The piece number is the Roman numeral at the top of each page which should be converted to an Arabic numeral, except for the calendars for 1600-1603, where the roman numerals are to be found at the beginning of the section.
The item numbers, which are on the left hand side of the page and start from 1 at the beginning of each volume serve only to identify the item within the piece.
Occasional items are from other document series:
|Entry Book||SP 63/204|
|Entry Book Ireland, Folios||SP 65/12|
|Ireland, Folios||SP 65|
|Irish Maps||SP 64|
|SP Dom. Eliz + volume number||SP 12 /volume number|
7.2 For the period 1603-1670
Most documents calendared in these volumes are from the State Papers Ireland in SP 63. This is noted in the left hand margin by the entry.
Where the item is not described as SP Ireland, the reference at the side of each entry refer to the following sources:
|Add (Additional) papers||SP 63/240|
|ACTA Regia Hibernica||Incomplete collection made by Irish Record Commission, Dublin*|
|BM||Dept of MSS, British Library, 96 Euston Road, London NW1 2DB|
|Carew Papers||At Lambeth Palace Library, London, SE1 7JU. (Ed) J S Brewer and W M Bullen: Calendar of the Carew Manuscripts (London 1887)|
|Carte Papers||At Bodlian Library, Oxford. Transcripts at The National Archives under reference PRO 31/1|
|Conway Papers||Distributed in SP 63|
|Docquet Book/Docquets||SP 38 +|
|Grant Book||SP 14/141|
|Hanmer Notes||SP 63/21|
|Ind Warrent Book||SP 14/60|
|Patent Roles Ireland||Dublin*|
|Philadelphia Papers||Dublin*. Transcripts at The National Archives under reference PRO 31/8/197 -203|
|Sign Manual||SP 39 +|
|SP Dom(estic) Entry Book||SP 44|
|SP Dom(estic) Inter(egnum) E||SP 21|
|SP Dom(estic) Inter(egnum) I||SP 14|
|SP Dom(estic) Proclamations||SP 14/187|
|Trin Coll Dublin||The Library, Trinity College, College Street, Dublin 2|
|Warrent Book||SP 40 +|
* The National Archives of Ireland, Dublin. Contents largely destroyed by fire in 1922. For details of published means of reference see Herbert Wood: A Guide to Records Deposited in the Public Records Office of Ireland (HM Stationary Office Dublin 1919).

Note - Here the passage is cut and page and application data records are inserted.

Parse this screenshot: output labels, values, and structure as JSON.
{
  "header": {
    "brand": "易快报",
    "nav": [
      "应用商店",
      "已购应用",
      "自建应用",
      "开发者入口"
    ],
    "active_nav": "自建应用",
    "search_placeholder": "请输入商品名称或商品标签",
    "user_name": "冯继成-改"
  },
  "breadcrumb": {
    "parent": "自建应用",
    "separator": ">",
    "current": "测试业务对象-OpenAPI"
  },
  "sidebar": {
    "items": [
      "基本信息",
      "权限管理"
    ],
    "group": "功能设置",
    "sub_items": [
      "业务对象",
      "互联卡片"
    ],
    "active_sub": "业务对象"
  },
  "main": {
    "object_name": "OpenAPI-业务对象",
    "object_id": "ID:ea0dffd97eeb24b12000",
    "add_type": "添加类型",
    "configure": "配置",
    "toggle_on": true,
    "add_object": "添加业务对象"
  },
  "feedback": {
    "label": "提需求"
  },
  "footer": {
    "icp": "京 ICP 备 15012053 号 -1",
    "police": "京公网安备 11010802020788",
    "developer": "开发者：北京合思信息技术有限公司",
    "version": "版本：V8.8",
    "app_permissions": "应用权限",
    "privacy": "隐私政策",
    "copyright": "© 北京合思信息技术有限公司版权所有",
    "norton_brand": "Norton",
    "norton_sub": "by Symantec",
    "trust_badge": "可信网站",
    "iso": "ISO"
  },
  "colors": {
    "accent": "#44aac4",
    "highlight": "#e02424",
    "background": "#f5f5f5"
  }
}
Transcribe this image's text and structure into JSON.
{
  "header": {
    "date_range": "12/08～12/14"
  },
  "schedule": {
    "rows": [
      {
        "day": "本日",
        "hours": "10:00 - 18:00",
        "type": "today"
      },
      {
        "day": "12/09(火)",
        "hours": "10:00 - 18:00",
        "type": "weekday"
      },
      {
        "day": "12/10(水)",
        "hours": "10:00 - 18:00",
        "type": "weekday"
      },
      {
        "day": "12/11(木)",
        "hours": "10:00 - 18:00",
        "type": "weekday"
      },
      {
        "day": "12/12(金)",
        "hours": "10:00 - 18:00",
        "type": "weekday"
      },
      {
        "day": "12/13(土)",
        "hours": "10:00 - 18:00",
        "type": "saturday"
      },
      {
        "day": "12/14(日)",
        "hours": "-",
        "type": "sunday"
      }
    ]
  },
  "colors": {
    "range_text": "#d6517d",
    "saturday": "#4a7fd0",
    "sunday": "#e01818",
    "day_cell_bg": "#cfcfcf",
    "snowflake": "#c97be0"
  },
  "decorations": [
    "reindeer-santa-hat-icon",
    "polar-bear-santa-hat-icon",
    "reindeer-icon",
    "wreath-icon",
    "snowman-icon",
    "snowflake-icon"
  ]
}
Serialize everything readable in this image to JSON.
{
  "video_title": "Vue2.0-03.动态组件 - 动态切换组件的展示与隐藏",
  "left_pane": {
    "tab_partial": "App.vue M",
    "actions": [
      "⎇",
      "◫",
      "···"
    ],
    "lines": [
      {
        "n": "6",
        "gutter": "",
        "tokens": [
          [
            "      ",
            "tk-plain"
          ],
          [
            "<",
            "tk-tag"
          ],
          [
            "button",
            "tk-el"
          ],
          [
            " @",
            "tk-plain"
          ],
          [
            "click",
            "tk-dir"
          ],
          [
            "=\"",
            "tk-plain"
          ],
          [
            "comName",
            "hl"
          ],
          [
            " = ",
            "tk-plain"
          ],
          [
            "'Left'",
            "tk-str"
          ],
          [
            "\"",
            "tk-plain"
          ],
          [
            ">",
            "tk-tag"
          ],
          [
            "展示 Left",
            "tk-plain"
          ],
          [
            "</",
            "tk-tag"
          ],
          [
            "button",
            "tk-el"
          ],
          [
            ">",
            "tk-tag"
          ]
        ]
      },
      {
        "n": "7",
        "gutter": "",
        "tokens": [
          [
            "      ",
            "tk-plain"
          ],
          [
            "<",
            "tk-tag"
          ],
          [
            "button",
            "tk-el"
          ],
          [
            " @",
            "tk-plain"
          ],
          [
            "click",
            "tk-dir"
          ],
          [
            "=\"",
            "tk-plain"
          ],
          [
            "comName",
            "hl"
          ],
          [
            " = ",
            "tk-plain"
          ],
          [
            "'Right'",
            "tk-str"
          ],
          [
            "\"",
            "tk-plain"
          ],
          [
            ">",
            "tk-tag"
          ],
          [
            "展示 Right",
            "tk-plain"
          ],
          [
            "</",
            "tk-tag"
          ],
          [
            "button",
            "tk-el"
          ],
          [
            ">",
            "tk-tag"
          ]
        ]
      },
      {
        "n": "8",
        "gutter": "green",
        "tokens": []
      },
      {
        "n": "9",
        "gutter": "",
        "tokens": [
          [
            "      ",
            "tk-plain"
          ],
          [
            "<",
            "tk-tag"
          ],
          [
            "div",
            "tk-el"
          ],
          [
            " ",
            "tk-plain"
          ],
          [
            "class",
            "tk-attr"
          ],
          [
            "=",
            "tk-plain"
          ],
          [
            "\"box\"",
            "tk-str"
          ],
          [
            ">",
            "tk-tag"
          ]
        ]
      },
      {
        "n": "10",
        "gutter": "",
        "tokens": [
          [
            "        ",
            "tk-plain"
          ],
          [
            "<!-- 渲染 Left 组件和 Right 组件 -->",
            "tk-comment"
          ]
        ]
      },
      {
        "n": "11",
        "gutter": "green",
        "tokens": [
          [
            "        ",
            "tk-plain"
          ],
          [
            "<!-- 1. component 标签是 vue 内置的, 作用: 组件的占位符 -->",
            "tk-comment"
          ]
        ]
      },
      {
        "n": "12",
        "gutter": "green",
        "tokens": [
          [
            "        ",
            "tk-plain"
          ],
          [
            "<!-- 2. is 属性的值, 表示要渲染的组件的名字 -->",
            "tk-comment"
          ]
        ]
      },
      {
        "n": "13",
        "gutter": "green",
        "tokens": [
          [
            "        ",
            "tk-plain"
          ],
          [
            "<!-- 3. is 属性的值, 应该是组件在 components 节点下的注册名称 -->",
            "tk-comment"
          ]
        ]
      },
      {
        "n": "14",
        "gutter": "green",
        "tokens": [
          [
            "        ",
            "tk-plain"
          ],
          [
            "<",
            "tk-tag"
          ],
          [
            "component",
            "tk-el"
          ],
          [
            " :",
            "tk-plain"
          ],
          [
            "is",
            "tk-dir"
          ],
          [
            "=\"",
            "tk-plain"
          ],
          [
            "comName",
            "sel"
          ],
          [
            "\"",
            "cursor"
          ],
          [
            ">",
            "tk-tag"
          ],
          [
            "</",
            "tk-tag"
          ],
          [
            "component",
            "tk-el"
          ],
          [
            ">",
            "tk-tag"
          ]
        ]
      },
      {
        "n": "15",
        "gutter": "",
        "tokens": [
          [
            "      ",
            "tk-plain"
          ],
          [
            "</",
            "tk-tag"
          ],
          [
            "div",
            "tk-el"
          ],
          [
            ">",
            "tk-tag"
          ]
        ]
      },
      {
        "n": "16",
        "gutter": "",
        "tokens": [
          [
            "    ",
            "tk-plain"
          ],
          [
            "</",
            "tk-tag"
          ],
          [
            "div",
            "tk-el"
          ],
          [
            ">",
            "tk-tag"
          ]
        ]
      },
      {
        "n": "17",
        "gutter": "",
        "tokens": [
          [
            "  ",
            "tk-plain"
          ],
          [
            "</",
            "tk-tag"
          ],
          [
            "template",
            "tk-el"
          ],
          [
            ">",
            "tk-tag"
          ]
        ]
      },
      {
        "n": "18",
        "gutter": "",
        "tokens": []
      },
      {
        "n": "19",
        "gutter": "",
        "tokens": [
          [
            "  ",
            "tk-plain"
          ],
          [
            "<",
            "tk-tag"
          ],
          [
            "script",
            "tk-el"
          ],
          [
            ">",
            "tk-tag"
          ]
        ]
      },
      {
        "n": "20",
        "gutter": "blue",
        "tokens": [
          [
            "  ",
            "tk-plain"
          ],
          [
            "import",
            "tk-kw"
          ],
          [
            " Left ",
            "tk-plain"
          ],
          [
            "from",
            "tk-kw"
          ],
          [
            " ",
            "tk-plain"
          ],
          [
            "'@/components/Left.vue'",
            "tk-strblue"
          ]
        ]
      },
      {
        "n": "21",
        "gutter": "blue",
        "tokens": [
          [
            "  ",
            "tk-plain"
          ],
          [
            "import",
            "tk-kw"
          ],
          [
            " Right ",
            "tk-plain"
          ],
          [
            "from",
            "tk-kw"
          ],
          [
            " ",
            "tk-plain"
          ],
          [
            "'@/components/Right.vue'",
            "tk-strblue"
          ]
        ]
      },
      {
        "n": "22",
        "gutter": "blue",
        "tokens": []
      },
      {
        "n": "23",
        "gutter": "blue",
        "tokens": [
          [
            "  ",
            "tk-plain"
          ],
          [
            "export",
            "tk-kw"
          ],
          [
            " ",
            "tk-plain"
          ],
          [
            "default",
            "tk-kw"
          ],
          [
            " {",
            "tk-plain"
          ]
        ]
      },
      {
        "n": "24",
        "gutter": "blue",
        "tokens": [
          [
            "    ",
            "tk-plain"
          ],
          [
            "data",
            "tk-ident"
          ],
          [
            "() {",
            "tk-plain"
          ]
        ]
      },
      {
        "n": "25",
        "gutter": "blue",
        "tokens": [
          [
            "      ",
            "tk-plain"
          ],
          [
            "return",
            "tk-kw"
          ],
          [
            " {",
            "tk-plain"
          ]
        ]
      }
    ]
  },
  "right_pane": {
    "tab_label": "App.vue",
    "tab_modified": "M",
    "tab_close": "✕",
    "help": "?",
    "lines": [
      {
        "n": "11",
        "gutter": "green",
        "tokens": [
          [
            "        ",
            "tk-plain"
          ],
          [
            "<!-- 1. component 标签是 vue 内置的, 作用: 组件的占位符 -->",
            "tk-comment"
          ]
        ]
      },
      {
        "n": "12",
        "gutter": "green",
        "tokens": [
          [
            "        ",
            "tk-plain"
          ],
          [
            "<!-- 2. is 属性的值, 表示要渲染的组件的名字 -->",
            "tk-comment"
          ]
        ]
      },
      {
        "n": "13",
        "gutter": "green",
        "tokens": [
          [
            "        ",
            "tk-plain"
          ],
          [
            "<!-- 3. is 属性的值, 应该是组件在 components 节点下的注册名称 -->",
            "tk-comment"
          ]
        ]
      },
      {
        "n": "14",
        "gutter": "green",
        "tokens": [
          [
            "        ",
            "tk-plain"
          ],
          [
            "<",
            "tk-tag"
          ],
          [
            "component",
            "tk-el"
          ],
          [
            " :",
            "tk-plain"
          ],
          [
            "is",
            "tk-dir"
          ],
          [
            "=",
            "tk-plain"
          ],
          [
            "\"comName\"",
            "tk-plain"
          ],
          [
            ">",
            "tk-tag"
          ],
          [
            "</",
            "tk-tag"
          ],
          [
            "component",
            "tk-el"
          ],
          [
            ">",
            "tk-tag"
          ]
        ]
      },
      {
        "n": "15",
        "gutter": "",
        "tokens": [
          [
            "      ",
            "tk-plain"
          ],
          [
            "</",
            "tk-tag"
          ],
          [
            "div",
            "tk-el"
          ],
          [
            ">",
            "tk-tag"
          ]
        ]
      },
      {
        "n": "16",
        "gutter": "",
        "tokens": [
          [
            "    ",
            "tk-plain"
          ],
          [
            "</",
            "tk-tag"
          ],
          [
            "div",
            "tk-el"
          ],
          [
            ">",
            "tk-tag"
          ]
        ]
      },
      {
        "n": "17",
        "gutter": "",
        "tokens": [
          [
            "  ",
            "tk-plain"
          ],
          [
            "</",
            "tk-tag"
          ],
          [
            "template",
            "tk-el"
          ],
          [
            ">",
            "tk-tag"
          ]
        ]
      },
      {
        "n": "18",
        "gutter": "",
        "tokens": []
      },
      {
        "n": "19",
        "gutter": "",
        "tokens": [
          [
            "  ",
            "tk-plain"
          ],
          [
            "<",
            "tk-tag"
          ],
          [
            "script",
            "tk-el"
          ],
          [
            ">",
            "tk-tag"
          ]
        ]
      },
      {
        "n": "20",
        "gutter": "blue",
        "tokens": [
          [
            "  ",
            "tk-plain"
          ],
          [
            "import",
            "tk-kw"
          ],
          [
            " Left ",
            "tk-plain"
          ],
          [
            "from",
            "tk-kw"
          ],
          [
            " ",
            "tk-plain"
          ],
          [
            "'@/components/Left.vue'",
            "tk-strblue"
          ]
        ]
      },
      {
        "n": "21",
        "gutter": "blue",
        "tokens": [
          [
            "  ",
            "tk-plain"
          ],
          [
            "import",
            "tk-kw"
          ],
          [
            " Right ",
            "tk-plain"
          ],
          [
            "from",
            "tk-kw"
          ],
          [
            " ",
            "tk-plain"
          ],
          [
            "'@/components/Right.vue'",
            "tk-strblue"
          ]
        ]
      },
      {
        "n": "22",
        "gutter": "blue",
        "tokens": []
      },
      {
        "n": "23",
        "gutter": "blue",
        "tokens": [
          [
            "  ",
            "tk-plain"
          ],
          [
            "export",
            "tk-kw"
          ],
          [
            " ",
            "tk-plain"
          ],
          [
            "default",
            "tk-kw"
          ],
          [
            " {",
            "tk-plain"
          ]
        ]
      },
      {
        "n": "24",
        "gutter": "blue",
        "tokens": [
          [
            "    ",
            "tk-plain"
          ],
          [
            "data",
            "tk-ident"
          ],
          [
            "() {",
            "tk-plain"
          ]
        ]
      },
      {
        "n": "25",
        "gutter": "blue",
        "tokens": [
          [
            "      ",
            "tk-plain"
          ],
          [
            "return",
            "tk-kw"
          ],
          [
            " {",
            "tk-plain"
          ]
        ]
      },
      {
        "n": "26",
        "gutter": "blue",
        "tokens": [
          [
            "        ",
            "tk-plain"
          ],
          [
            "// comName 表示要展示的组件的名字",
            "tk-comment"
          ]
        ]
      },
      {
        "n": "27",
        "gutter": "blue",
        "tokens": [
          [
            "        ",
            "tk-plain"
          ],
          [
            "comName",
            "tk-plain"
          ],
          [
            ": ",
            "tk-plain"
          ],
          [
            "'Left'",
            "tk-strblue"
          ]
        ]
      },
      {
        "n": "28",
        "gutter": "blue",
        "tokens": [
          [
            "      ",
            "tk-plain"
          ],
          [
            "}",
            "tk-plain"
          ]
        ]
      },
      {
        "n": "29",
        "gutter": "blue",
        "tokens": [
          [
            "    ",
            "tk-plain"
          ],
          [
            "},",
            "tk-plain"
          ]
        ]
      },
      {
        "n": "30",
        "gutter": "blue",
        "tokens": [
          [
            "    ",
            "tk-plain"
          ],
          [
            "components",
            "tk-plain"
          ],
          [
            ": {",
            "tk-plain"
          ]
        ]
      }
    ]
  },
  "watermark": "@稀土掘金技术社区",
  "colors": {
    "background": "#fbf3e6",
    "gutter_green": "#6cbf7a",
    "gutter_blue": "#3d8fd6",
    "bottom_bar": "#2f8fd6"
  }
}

+ Reference number to piece of appropriate date can be found in Lists and Indexes XLIII: State Papers Domestic (HMSO 1914, Kraus Reprint). Within the document, use the manuscript number written on the first page of each item, not the stamped numbers nor the running foliation. The stamped numbers can be useful for quick reference if you want to take a print of the film.
8. Unpublished calendars
Amongst the Treasury papers there are two boxes of unpublished calendars to the patent and close rolls of Chancery in Ireland. T 1/6535B contains (a) a printed calendar of patent and close rolls (Ireland), James I, vol III, 1603 - 1610, and (b) a manuscript index of these rolls and a few grants. T 1/6535C contains (a) a very short printed calendar of patent and close rolls (Ireland), Charles I, vol II, covering March - May 1633, and (b) manuscript draft copies, produced in 1864, of what appear to be directives from the King to Lord Deputy Wentworth regarding the content of approximately 100 letters patent to be issued in Ireland, covering the period 1634 - 1637. There are also a some letters from prospective grantees requesting such letters patent from the King.
9. Further reading
C Brady, The Chief Governors: rise and fall of reform government in Tudor Ireland, 1536-1588 (Cambridge University Press, 1994)
E M Johnson, Great Britain and Ireland 1760-1800 (Oliver and Boyd, 1963)
A Prochaska, Irish History from 1700: A Guide to Sources in the Public Record Office (British Records Association, 1986)
D W Hayton, Ruling Ireland, 1685-1742: politics, politicians and parties (Boydell Press, 2004)